Sulfate and intracellular reaction reversibility
The reason that sulfate levels impact the isotopic ratios in the oxidation of methane is due to the thermodynamics of the chemical reactions involved in methanogenesis and anaerobic oxidation of methane (AOM). Both methanogenesis and AOM involve a similar series of reactions. The reversibility of these reactions contributes to the observed isotopic fractionation results. It was discovered that the redox half reactions involved in AOM can be reversed to different extents based on how much sulfate is available. Low sulfate levels can lead to heavy isotopes that are stuck in the reaction chain and light isotopes that are channeled back into the methane, explaining the observed predominance of light methane. Overall, it is possible to explain the sulfate dependence of the isotopic fractionation in methane through taking a closer look at the chemical reactions involved in methanogenesis and AOM.
Using a biochemical-isotopic model, Wegener and associates were able to explain the sulfate dependence of the isotopic fractionation of carbon in methane on the seafloor. Their findings relate these isotopic patterns to the physiology and environment of the ANME. The fact that the results of this reaction differs from expected trends shows that there is much more to learn about the processing of methane on the seafloor by ANME and partner microbes. Since the processing of methane on the ocean floor is directly related to the carbon cycle, the redox reaction that occurs between methane and sulfate on the seafloor is an enigma that is worthy of more study.
This study was published in the peer-reviewed journal Science Advances.
Sarmiento, J. L. (1993). Ocean carbon cycle. Chemical and Engineering News, 71(22), 30–43. https://doi.org/10.1021/cen-v071n022.p030

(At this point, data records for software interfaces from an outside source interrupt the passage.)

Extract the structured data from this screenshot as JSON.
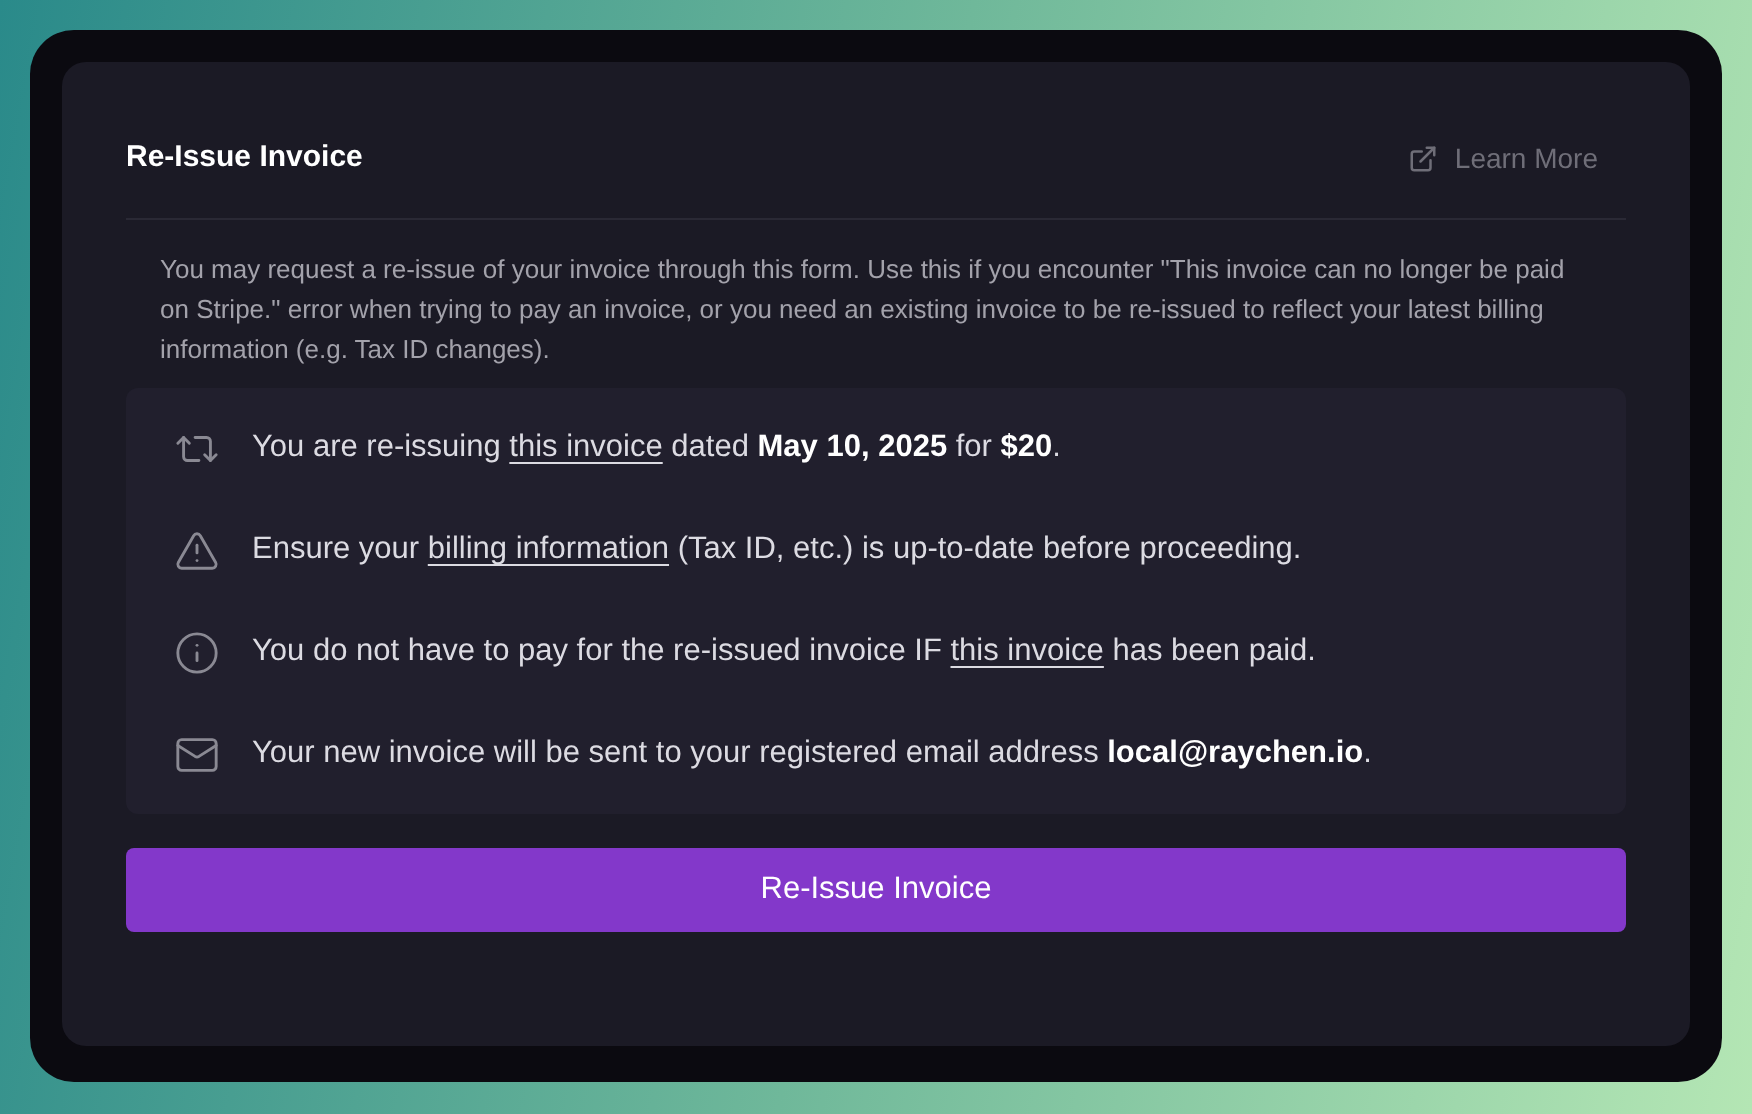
{
  "dialog": {
    "title": "Re-Issue Invoice",
    "learn_more": "Learn More",
    "description": "You may request a re-issue of your invoice through this form. Use this if you encounter \"This invoice can no longer be paid on Stripe.\" error when trying to pay an invoice, or you need an existing invoice to be re-issued to reflect your latest billing information (e.g. Tax ID changes).",
    "notes": [
      {
        "kind": "reissue",
        "parts": [
          {
            "kind": "plain",
            "text": "You are re-issuing "
          },
          {
            "kind": "link",
            "text": "this invoice"
          },
          {
            "kind": "plain",
            "text": " dated "
          },
          {
            "kind": "bold",
            "text": "May 10, 2025"
          },
          {
            "kind": "plain",
            "text": " for "
          },
          {
            "kind": "bold",
            "text": "$20"
          },
          {
            "kind": "plain",
            "text": "."
          }
        ]
      },
      {
        "kind": "warning",
        "parts": [
          {
            "kind": "plain",
            "text": "Ensure your "
          },
          {
            "kind": "link",
            "text": "billing information"
          },
          {
            "kind": "plain",
            "text": " (Tax ID, etc.) is up-to-date before proceeding."
          }
        ]
      },
      {
        "kind": "info",
        "parts": [
          {
            "kind": "plain",
            "text": "You do not have to pay for the re-issued invoice IF "
          },
          {
            "kind": "link",
            "text": "this invoice"
          },
          {
            "kind": "plain",
            "text": " has been paid."
          }
        ]
      },
      {
        "kind": "email",
        "parts": [
          {
            "kind": "plain",
            "text": "Your new invoice will be sent to your registered email address "
          },
          {
            "kind": "bold",
            "text": "local@raychen.io"
          },
          {
            "kind": "plain",
            "text": "."
          }
        ]
      }
    ],
    "submit": "Re-Issue Invoice"
  }
}
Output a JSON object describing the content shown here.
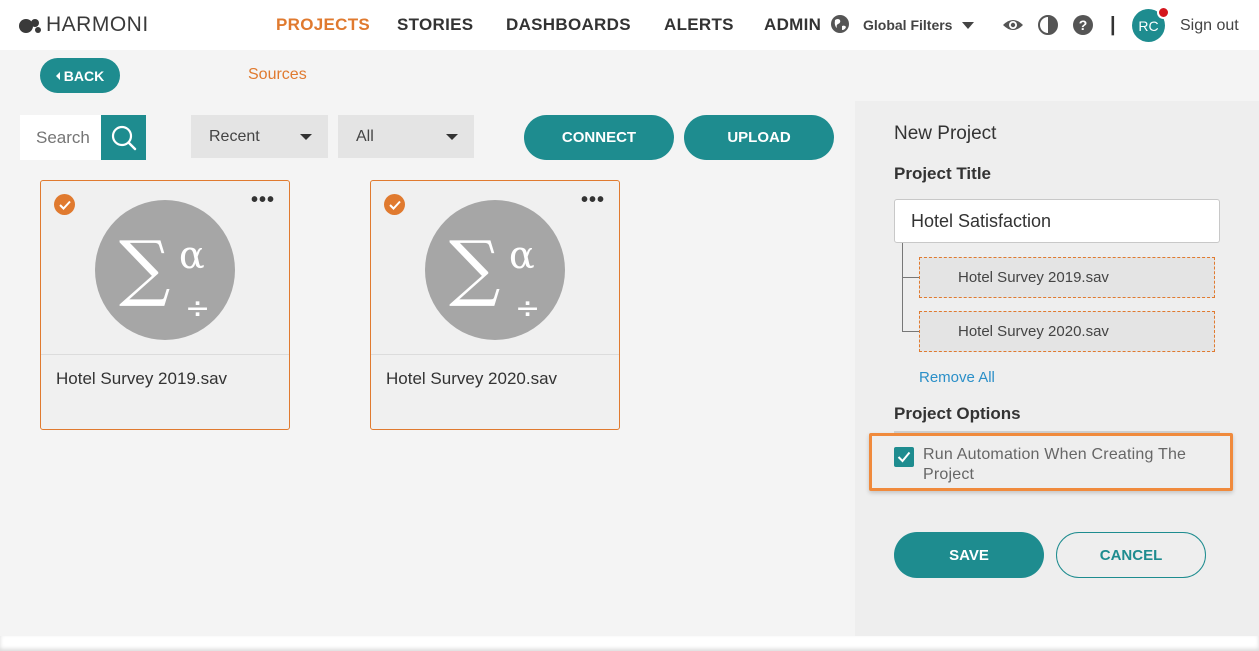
{
  "brand": {
    "logo_text": "HARMONI"
  },
  "nav": {
    "items": [
      {
        "label": "PROJECTS",
        "active": true
      },
      {
        "label": "STORIES",
        "active": false
      },
      {
        "label": "DASHBOARDS",
        "active": false
      },
      {
        "label": "ALERTS",
        "active": false
      },
      {
        "label": "ADMIN",
        "active": false
      }
    ],
    "global_filters": "Global Filters",
    "separator": "|",
    "avatar_initials": "RC",
    "sign_out": "Sign out",
    "icons": [
      "globe-icon",
      "eye-icon",
      "contrast-icon",
      "help-icon"
    ]
  },
  "subheader": {
    "back_label": "BACK",
    "breadcrumb": "Sources"
  },
  "toolbar": {
    "search_placeholder": "Search",
    "sort_value": "Recent",
    "filter_value": "All",
    "connect_label": "CONNECT",
    "upload_label": "UPLOAD"
  },
  "cards": [
    {
      "title": "Hotel Survey 2019.sav",
      "selected": true,
      "menu": "•••"
    },
    {
      "title": "Hotel Survey 2020.sav",
      "selected": true,
      "menu": "•••"
    }
  ],
  "panel": {
    "heading": "New Project",
    "project_title_label": "Project Title",
    "project_title_value": "Hotel Satisfaction",
    "sources": [
      "Hotel Survey 2019.sav",
      "Hotel Survey 2020.sav"
    ],
    "remove_all": "Remove All",
    "options_label": "Project Options",
    "automation_label": "Run Automation When Creating The Project",
    "automation_checked": true,
    "save_label": "SAVE",
    "cancel_label": "CANCEL"
  },
  "colors": {
    "accent_teal": "#1e8c8f",
    "accent_orange": "#e07a2f",
    "link_blue": "#2a8fc8",
    "notification_red": "#d4171e"
  }
}
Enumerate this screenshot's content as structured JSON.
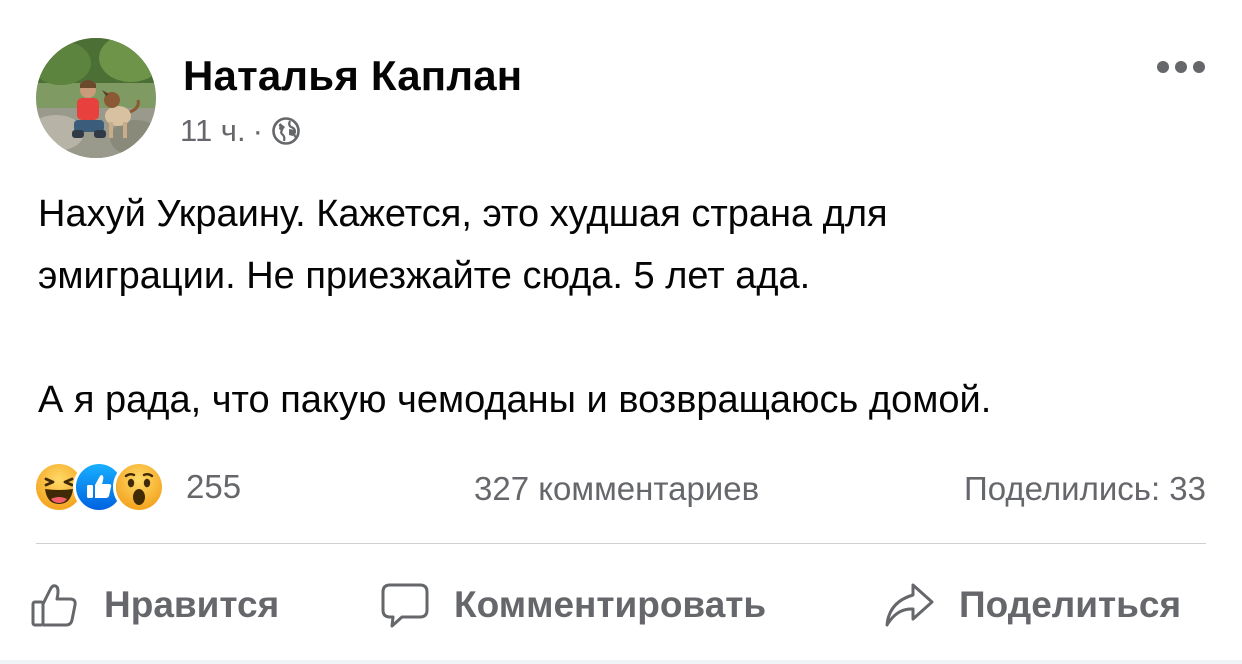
{
  "author": {
    "name": "Наталья Каплан",
    "time": "11 ч.",
    "separator": "·",
    "audience_icon": "globe-icon"
  },
  "post": {
    "paragraphs": [
      [
        "Нахуй Украину. Кажется, это худшая страна для",
        "эмиграции. Не приезжайте сюда. 5 лет ада."
      ],
      [
        "А я рада, что пакую чемоданы и возвращаюсь домой."
      ]
    ]
  },
  "stats": {
    "reaction_icons": [
      "haha-icon",
      "like-icon",
      "wow-icon"
    ],
    "reactions_count": "255",
    "comments_count": "327 комментариев",
    "shares_count": "Поделились: 33"
  },
  "actions": {
    "like": "Нравится",
    "comment": "Комментировать",
    "share": "Поделиться"
  },
  "colors": {
    "text": "#050505",
    "secondary_text": "#65676b",
    "divider": "#ced0d4",
    "like_blue": "#1877f2",
    "reaction_yellow": "#f7b125"
  }
}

Wegener, G., Gropp, J., Taubner, H., Halevy, I., & Elvert, M. (2021). Sulfate-dependent reversibility of intracellular reactions explains the opposing isotope effects in the anaerobic oxidation of methane. Science Advances, 7(19), eabe4939. https://doi.org/10.1126/sciadv.abe4939
Featured image: The Guaymas Basin hydrothermal vents – the “home” of the studied methane-oxidizing microorganisms. The heat loving microorganisms thrive under the orange microbial mat in the background. The high temperatures of the rising waters blur parts of the image. (Courtesy of the Woods Hole Oceanographic Institution)